(Interface dataset entries)
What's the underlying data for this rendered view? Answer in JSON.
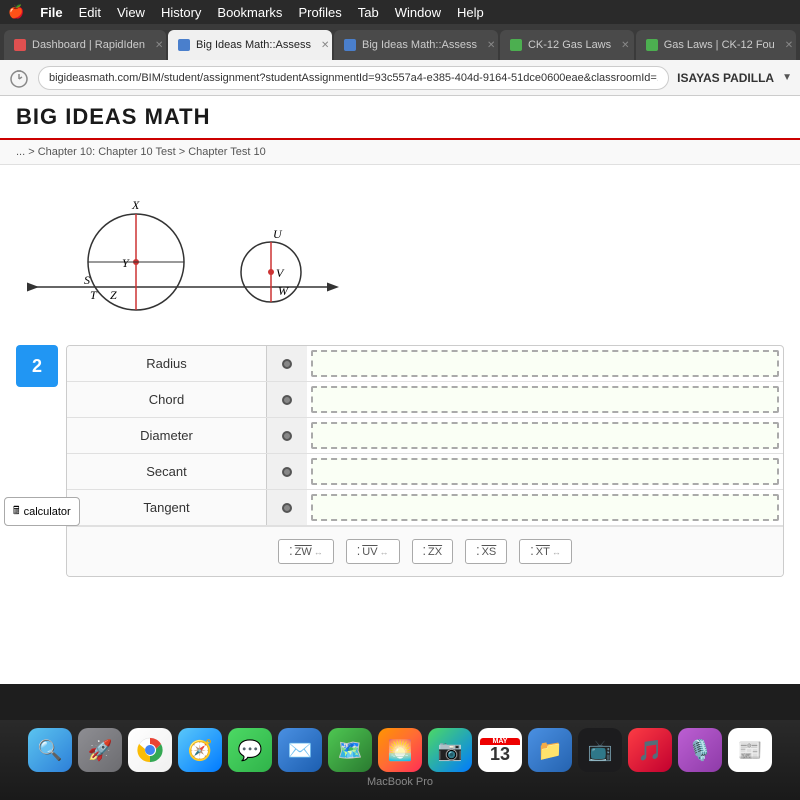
{
  "menubar": {
    "items": [
      "",
      "Edit",
      "View",
      "History",
      "Bookmarks",
      "Profiles",
      "Tab",
      "Window",
      "Help"
    ],
    "apple": "🍎"
  },
  "tabs": [
    {
      "label": "Dashboard | RapidIden",
      "active": false,
      "icon": "red",
      "id": "tab-dashboard"
    },
    {
      "label": "Big Ideas Math::Assess",
      "active": true,
      "icon": "blue",
      "id": "tab-bigideas1"
    },
    {
      "label": "Big Ideas Math::Assess",
      "active": false,
      "icon": "blue",
      "id": "tab-bigideas2"
    },
    {
      "label": "CK-12 Gas Laws",
      "active": false,
      "icon": "green",
      "id": "tab-ck12"
    },
    {
      "label": "Gas Laws | CK-12 Fou",
      "active": false,
      "icon": "green",
      "id": "tab-gaslaws"
    }
  ],
  "addressbar": {
    "url": "bigideasmath.com/BIM/student/assignment?studentAssignmentId=93c557a4-e385-404d-9164-51dce0600eae&classroomId=...",
    "user": "ISAYAS PADILLA"
  },
  "header": {
    "title": "BIG IDEAS MATH"
  },
  "breadcrumb": "... > Chapter 10: Chapter 10 Test > Chapter Test 10",
  "question": {
    "number": "2",
    "terms": [
      {
        "label": "Radius",
        "id": "term-radius"
      },
      {
        "label": "Chord",
        "id": "term-chord"
      },
      {
        "label": "Diameter",
        "id": "term-diameter"
      },
      {
        "label": "Secant",
        "id": "term-secant"
      },
      {
        "label": "Tangent",
        "id": "term-tangent"
      }
    ],
    "answer_bank": [
      {
        "label": "ZW",
        "arrows": "double",
        "id": "ans-zw"
      },
      {
        "label": "UV",
        "arrows": "double",
        "id": "ans-uv"
      },
      {
        "label": "ZX",
        "arrows": "single_right",
        "id": "ans-zx"
      },
      {
        "label": "XS",
        "arrows": "overline",
        "id": "ans-xs"
      },
      {
        "label": "XT",
        "arrows": "double",
        "id": "ans-xt"
      }
    ]
  },
  "calculator": {
    "label": "calculator"
  },
  "dock": {
    "apps": [
      {
        "name": "Finder",
        "emoji": "🔍",
        "class": "finder",
        "id": "dock-finder"
      },
      {
        "name": "Launchpad",
        "emoji": "🚀",
        "class": "launchpad",
        "id": "dock-launchpad"
      },
      {
        "name": "Chrome",
        "emoji": "🌐",
        "class": "chrome",
        "id": "dock-chrome"
      },
      {
        "name": "Safari",
        "emoji": "🧭",
        "class": "safari",
        "id": "dock-safari"
      },
      {
        "name": "Messages",
        "emoji": "💬",
        "class": "messages",
        "id": "dock-messages"
      },
      {
        "name": "Mail",
        "emoji": "✉️",
        "class": "mail",
        "id": "dock-mail"
      },
      {
        "name": "Maps",
        "emoji": "🗺",
        "class": "maps",
        "id": "dock-maps"
      },
      {
        "name": "Photos",
        "emoji": "🌅",
        "class": "photos",
        "id": "dock-photos"
      },
      {
        "name": "FaceTime",
        "emoji": "📷",
        "class": "facetime",
        "id": "dock-facetime"
      },
      {
        "name": "13",
        "emoji": "13",
        "class": "calendar",
        "id": "dock-calendar"
      },
      {
        "name": "Files",
        "emoji": "📁",
        "class": "files",
        "id": "dock-files"
      },
      {
        "name": "Apple TV",
        "emoji": "📺",
        "class": "appletv",
        "id": "dock-tv"
      },
      {
        "name": "Music",
        "emoji": "🎵",
        "class": "music",
        "id": "dock-music"
      },
      {
        "name": "Podcasts",
        "emoji": "🎙",
        "class": "podcasts",
        "id": "dock-podcasts"
      },
      {
        "name": "News",
        "emoji": "📰",
        "class": "news",
        "id": "dock-news"
      }
    ],
    "macbook_label": "MacBook Pro"
  }
}
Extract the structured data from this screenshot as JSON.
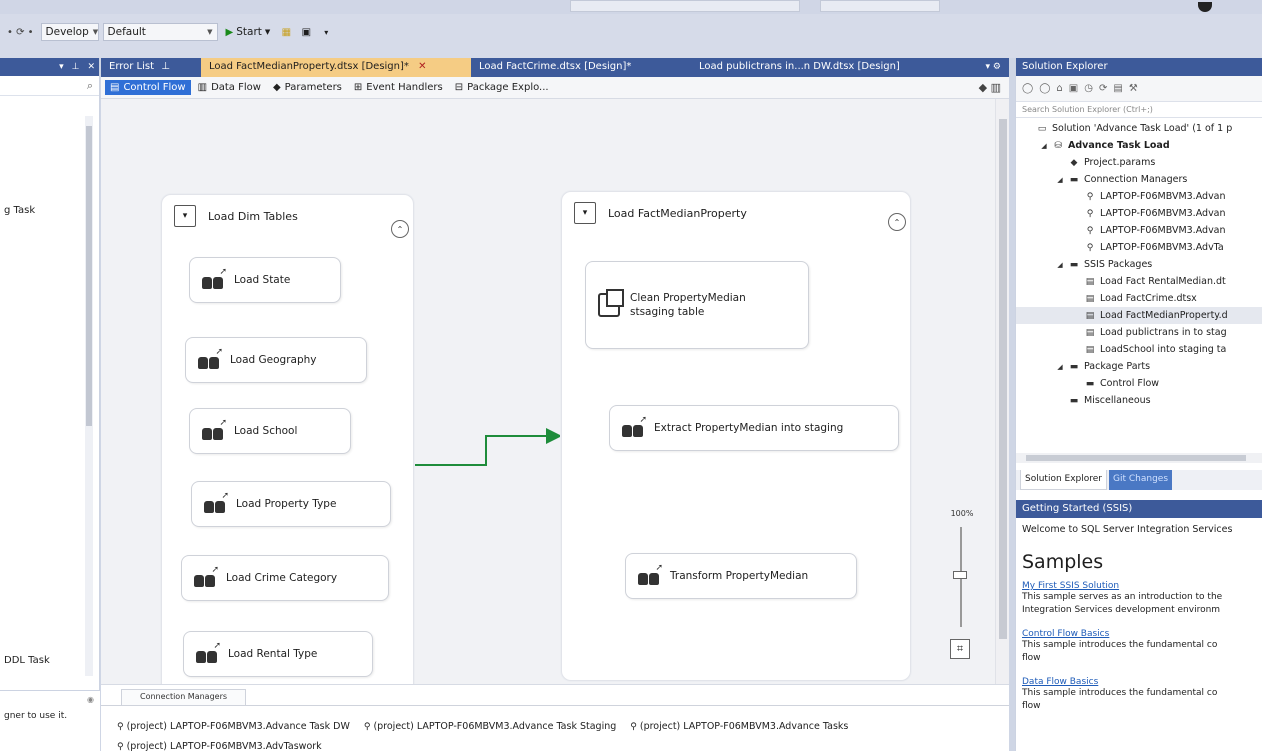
{
  "toolbar": {
    "config_combo": "Develop",
    "platform_combo": "Default",
    "start_label": "Start"
  },
  "left_panel": {
    "item1": "g Task",
    "item2": "DDL Task",
    "hint": "gner to use it."
  },
  "doc_tabs": [
    {
      "label": "Error List"
    },
    {
      "label": "Load FactMedianProperty.dtsx [Design]*",
      "active": true
    },
    {
      "label": "Load FactCrime.dtsx [Design]*"
    },
    {
      "label": "Load publictrans in...n DW.dtsx [Design]"
    }
  ],
  "designer_tabs": [
    {
      "label": "Control Flow",
      "active": true
    },
    {
      "label": "Data Flow"
    },
    {
      "label": "Parameters"
    },
    {
      "label": "Event Handlers"
    },
    {
      "label": "Package Explo..."
    }
  ],
  "containers": {
    "dim": {
      "title": "Load Dim Tables",
      "tasks": [
        "Load State",
        "Load Geography",
        "Load School",
        "Load Property Type",
        "Load Crime Category",
        "Load Rental Type"
      ]
    },
    "fact": {
      "title": "Load FactMedianProperty",
      "tasks": [
        "Clean PropertyMedian stsaging table",
        "Extract PropertyMedian into staging",
        "Transform PropertyMedian"
      ]
    }
  },
  "zoom": {
    "label": "100%"
  },
  "connection_managers": {
    "tab": "Connection Managers",
    "items": [
      "(project) LAPTOP-F06MBVM3.Advance Task DW",
      "(project) LAPTOP-F06MBVM3.Advance Task Staging",
      "(project) LAPTOP-F06MBVM3.Advance Tasks",
      "(project) LAPTOP-F06MBVM3.AdvTaswork"
    ]
  },
  "solution_explorer": {
    "title": "Solution Explorer",
    "search_placeholder": "Search Solution Explorer (Ctrl+;)",
    "tree": [
      {
        "label": "Solution 'Advance Task Load' (1 of 1 p",
        "level": 0,
        "icon": "solution-icon"
      },
      {
        "label": "Advance Task Load",
        "level": 1,
        "bold": true,
        "expanded": true,
        "icon": "project-icon"
      },
      {
        "label": "Project.params",
        "level": 2,
        "icon": "params-icon"
      },
      {
        "label": "Connection Managers",
        "level": 2,
        "expanded": true,
        "icon": "folder-icon"
      },
      {
        "label": "LAPTOP-F06MBVM3.Advan",
        "level": 3,
        "icon": "plug-icon"
      },
      {
        "label": "LAPTOP-F06MBVM3.Advan",
        "level": 3,
        "icon": "plug-icon"
      },
      {
        "label": "LAPTOP-F06MBVM3.Advan",
        "level": 3,
        "icon": "plug-icon"
      },
      {
        "label": "LAPTOP-F06MBVM3.AdvTa",
        "level": 3,
        "icon": "plug-icon"
      },
      {
        "label": "SSIS Packages",
        "level": 2,
        "expanded": true,
        "icon": "folder-icon"
      },
      {
        "label": "Load Fact RentalMedian.dt",
        "level": 3,
        "icon": "package-icon"
      },
      {
        "label": "Load FactCrime.dtsx",
        "level": 3,
        "icon": "package-icon"
      },
      {
        "label": "Load FactMedianProperty.d",
        "level": 3,
        "icon": "package-icon",
        "selected": true
      },
      {
        "label": "Load publictrans in to stag",
        "level": 3,
        "icon": "package-icon"
      },
      {
        "label": "LoadSchool into staging ta",
        "level": 3,
        "icon": "package-icon"
      },
      {
        "label": "Package Parts",
        "level": 2,
        "expanded": true,
        "icon": "folder-icon"
      },
      {
        "label": "Control Flow",
        "level": 3,
        "icon": "folder-icon"
      },
      {
        "label": "Miscellaneous",
        "level": 2,
        "icon": "folder-icon"
      }
    ],
    "bottom_tabs": [
      "Solution Explorer",
      "Git Changes"
    ]
  },
  "getting_started": {
    "title": "Getting Started (SSIS)",
    "welcome": "Welcome to SQL Server Integration Services",
    "samples_heading": "Samples",
    "items": [
      {
        "link": "My First SSIS Solution",
        "desc": [
          "This sample serves as an introduction to the",
          "Integration Services development environm"
        ]
      },
      {
        "link": "Control Flow Basics",
        "desc": [
          "This sample introduces the fundamental co",
          "flow"
        ]
      },
      {
        "link": "Data Flow Basics",
        "desc": [
          "This sample introduces the fundamental co",
          "flow"
        ]
      }
    ]
  },
  "colors": {
    "accent": "#3d5a9a",
    "active_tab": "#f5cc84",
    "precedence_arrow": "#1e8c3a"
  }
}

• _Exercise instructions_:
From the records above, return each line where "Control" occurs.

• _The answer_:
      "label": "Control Flow",
        "label": "Control Flow",
        "link": "Control Flow Basics",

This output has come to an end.